Authentic Indian meals are made from scratch and use a vast array of fresh ingredients and aromatic spices. Traditional Indian cooks typically adhere to the ancient Ayurvedic principle, which says every meal must contain six tastes: sweet, sour, salty, bitter, spicy, and astringent. Because of this, Indian dishes feature layered, complex flavors, unique textures, and vibrant colors. Indian food is generally just eaten with your fingers or by using flatbreads as your utensils. What do you know about Indian cuisine? Let’s explore some common misconceptions and myths about Indian food.
All Indian Food is Hot and Spicy
Yes, Indian food can be referred to as spicy (it contains spices), but that doesn’t mean it’s “spicy hot.” Many Indian dishes are mild, such as saag (more about this dish later) or aloo gobi (a cauliflower and potato dish). Also, an excellent Indian restaurant will make your food to order from scratch.
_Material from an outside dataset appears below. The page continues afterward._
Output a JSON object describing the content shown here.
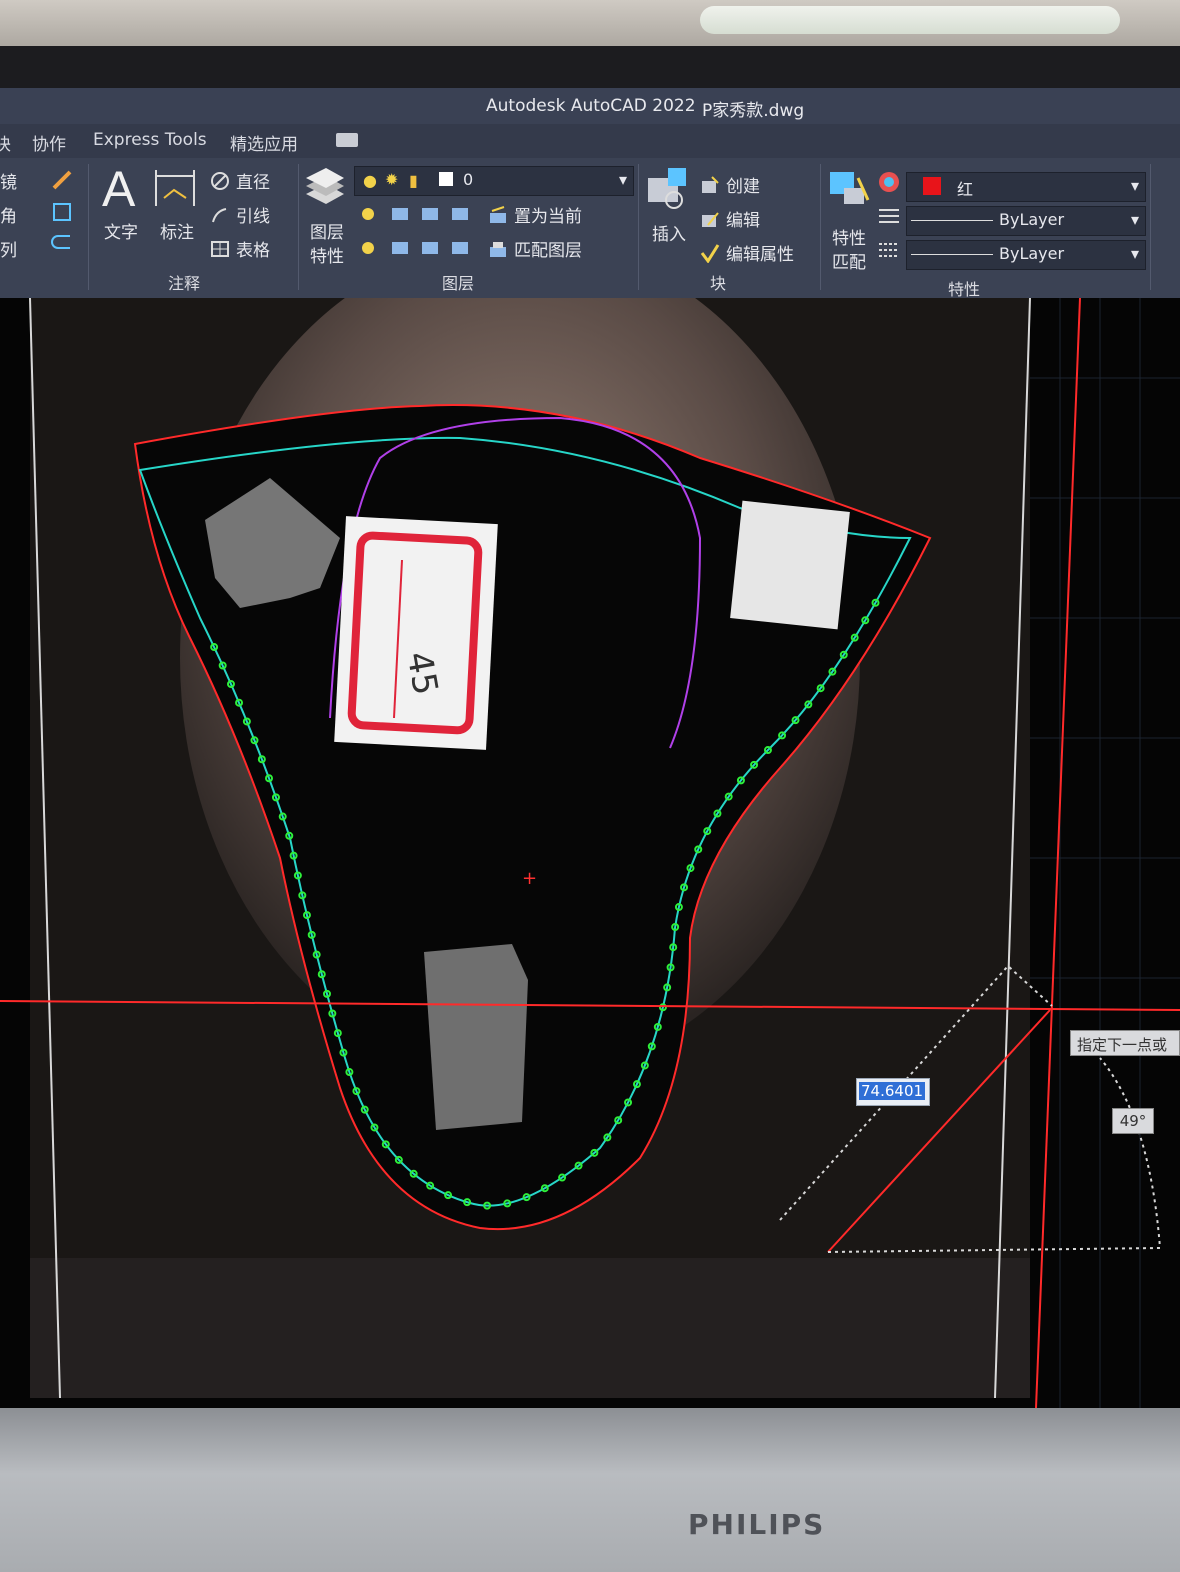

In the U.S., your server may ask how spicy you want your dish and let you decide.
The heat in Indian cuisine comes from chilies (such as cayenne peppers), which can be omitted altogether or added to the heat. The heat doesn’t come from the cardamom, cinnamon, coriander, cumin, ginger, turmeric, or one of the many other spices found in typical Indian dishes. So, if you want to try Indian food, don’t worry about smoke coming out of your ears. Just ask your server to omit the chilies — you’ll still get a lot of flavor in the dish.
Indian Food is All Curry
When someone turns down Indian food, they might say, “I don’t like curry.” Well, Indian food goes way beyond just curry. And, you might be thinking, “What’s curry anyway?” Curry is a catchall term for an Indian dish that contains meat and vegetables in a spiced sauce. Many varieties of curries can be found in Indian restaurants. The meat could be beef, goat, poultry, fish, or even shellfish. Additional spices are added to the mix to change flavor and intensity. Those dishes may be considered “curries,” they may not contain curry.
All Indian Rice is the Same
Believe it or not, 40,000 types of cultivated rice exist in the world. However, if you are dining in Indian restaurants in the United States, you are probably eating basmati rice, which is one of the most popular rice in India. But it’s certainly not the only rice you can find served with Indian food — and it might not be what is served with your favorite Indian dish. You have many options. Jasmine rice, which originated in Thailand, is similar to basmati as both are aromatic and long grain. However, jasmine rice has a subtle yet distinct floral aroma. As you might expect, classic short-grain white and brown rice are commonly cooked in India as well. Red rice, which some people swear is beneficial for controlling diabetes, is also famous in India and other parts of Asia. Black rice is full of antioxidants, so you can feel good about eating India’s black rice pudding. Black rice is a glutinous (sticky) rice, but white sticky rice is also used in Indian desserts.
Naan is the only kind of Indian bread
You can find at least 22 types of bread in India. They are made with various flours, and while some are baked, others are fried or steamed. Indian flatbreads are great for wrapping up all kinds of yummy stuffings and equally excellent for sopping up the leftover curry sauce.
Though you might be most familiar with naan, it originated in Central Asia and made its way down to India. Kulcha is a Punjabi take on naan. This leavened flatbread is made with refined flour and cooked in a tandoor (a clay oven fired by charcoal). Chapati (or roti, as it’s also commonly called) is another everyday bread in India. It’s an unleavened bread slapped and stretched by hand and then cooked in a flat frying pan. The result is a soft, tasty bread that can be eaten with almost anything. Parantha is a light, layered flatbread that can be stuffed with meat, veggies, cheese, and other goodness. If you’re only reaching for naan when you hit up your favorite Indian spot, you’re missing out — a lot.